Loggerhead Sea Turtles are considered an endangered species and are protected by the International Union for the Conservation of Nature. To help ensure their survival, Cape Verde has established extensive turtle conservation hatchery projects. Visitors to Boa Vista can also participate in guided tours to observe the turtles laying their eggs. These tours take place nightly from June to mid-October, with the peak spawning season occurring in August.
Loggerhead turtles are oceanic turtles that can be found in the Atlantic, Pacific, and Indian Oceans, as well as the Mediterranean Sea. When fully grown, the average Loggerhead measures around 90 cm long, but larger specimens of up to 280 cm have been discovered. Adult turtles weigh approximately 135 kg, with the largest specimens weighing more than 450 kg. They spend most of their life in saltwater and estuarine habitats, and females briefly come ashore to lay eggs on or near the beach where they hatched. They reach sexual maturity within 17–33 years and can live for 47–67 years. However, they have a low reproductive rate; females lay an average of four egg clutches and then become quiescent, producing no eggs for two to three years.
During the nesting season, females return to the beach to lay eggs at intervals of 12–17 days. After exiting the water, they climb onto the beach and scrape away the surface sand to create a body pit. Using their hind limbs, they excavate an egg chamber and deposit their eggs. The turtles then cover the chamber with sand and return to the sea. This process takes one to two hours. Loggerheads are particular when choosing a suitable nesting site, and various factors can cause them to retreat, including the feel of the sand, unpleasant sounds or annoying lights. Once the deposition process begins, however, the turtles enter a trance-like state and are not easily distracted. The eggs themselves resemble battered table tennis balls and are roughly the same size.
Visitors to the nesting sites can observe the turtles up close and even touch them. Biologist keep records of each turtle they encounter and collect the eggs, which they transfer to a designated hatchery for safekeeping. Moving the eggs to the hatchery is necessary because they are extremely vulnerable in the nest.
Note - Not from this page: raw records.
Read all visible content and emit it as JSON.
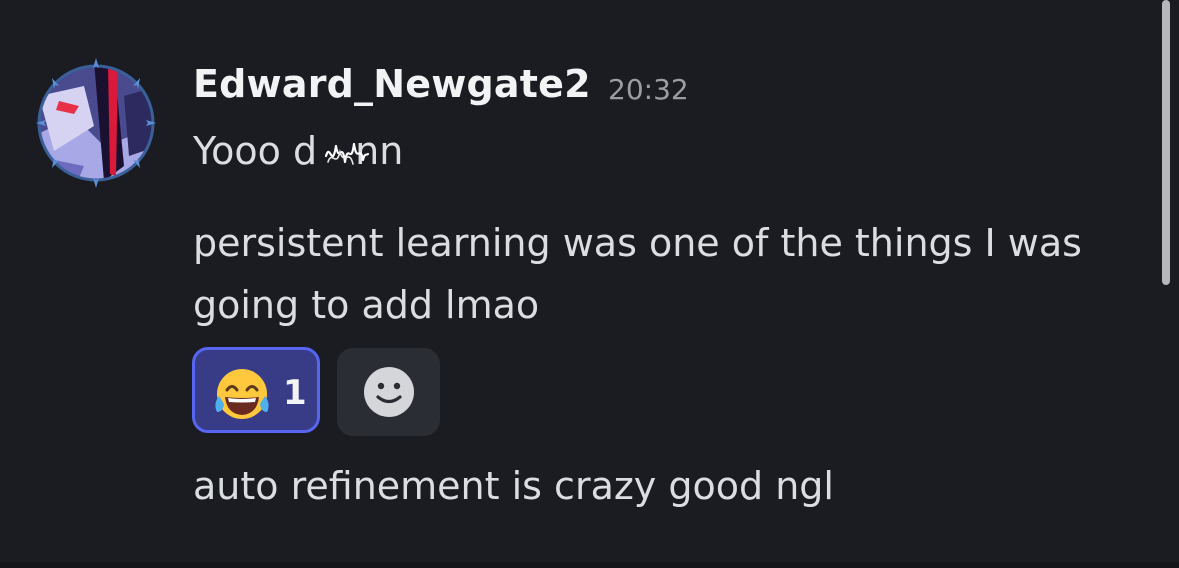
{
  "message": {
    "author": "Edward_Newgate2",
    "timestamp": "20:32",
    "lines": [
      "Yooo d  nn",
      "persistent learning was one of the things I was going to add lmao",
      "auto refinement is crazy good ngl"
    ]
  },
  "reactions": [
    {
      "emoji": "face-with-tears-of-joy",
      "count": "1",
      "selected": true
    }
  ],
  "add_reaction": {
    "icon": "smiley-add-reaction-icon"
  },
  "colors": {
    "background": "#1b1c21",
    "username": "#f2f3f5",
    "timestamp": "#9b9da4",
    "text": "#dbdee1",
    "reaction_border": "#5865f2",
    "reaction_bg": "#383c87",
    "add_reaction_bg": "#2b2d34"
  }
}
The prolonged time it takes for Loggerhead turtles to reach sexual maturity, combined with the high mortality rates of eggs and young turtles due to natural phenomena as well as human activities, create complex challenges for population conservation. The protection of the turtles not only contributes to the survival of the spices but also helps educate the inhabitants of the archipelago about the importance of preserving these sea creatures. In the past, turtles were hunted and sold for their bones and meat. Unfortunately, turtle eggs are still illegally consumed in some areas of the archipelago. Schoolchildren are regularly involved in conservation efforts, especially during the hatching period. Seeing the cute little turtles wobbling in the sand while trying to reach the sea is likely to discourage anyone from hunting them or eating their eggs.
Know Before You Go
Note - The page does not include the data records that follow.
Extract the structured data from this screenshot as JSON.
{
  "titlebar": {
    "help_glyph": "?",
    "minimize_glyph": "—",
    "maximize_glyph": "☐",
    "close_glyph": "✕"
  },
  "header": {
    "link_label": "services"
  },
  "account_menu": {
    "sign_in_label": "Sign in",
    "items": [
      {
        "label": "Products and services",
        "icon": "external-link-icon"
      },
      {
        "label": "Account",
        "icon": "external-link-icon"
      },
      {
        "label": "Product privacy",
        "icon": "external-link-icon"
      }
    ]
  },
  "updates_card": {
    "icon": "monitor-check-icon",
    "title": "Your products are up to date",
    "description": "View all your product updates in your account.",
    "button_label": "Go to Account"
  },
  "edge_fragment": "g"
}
When visiting a hatching site, visitors should be prepared to move quickly in the pitch black on a sandy beach.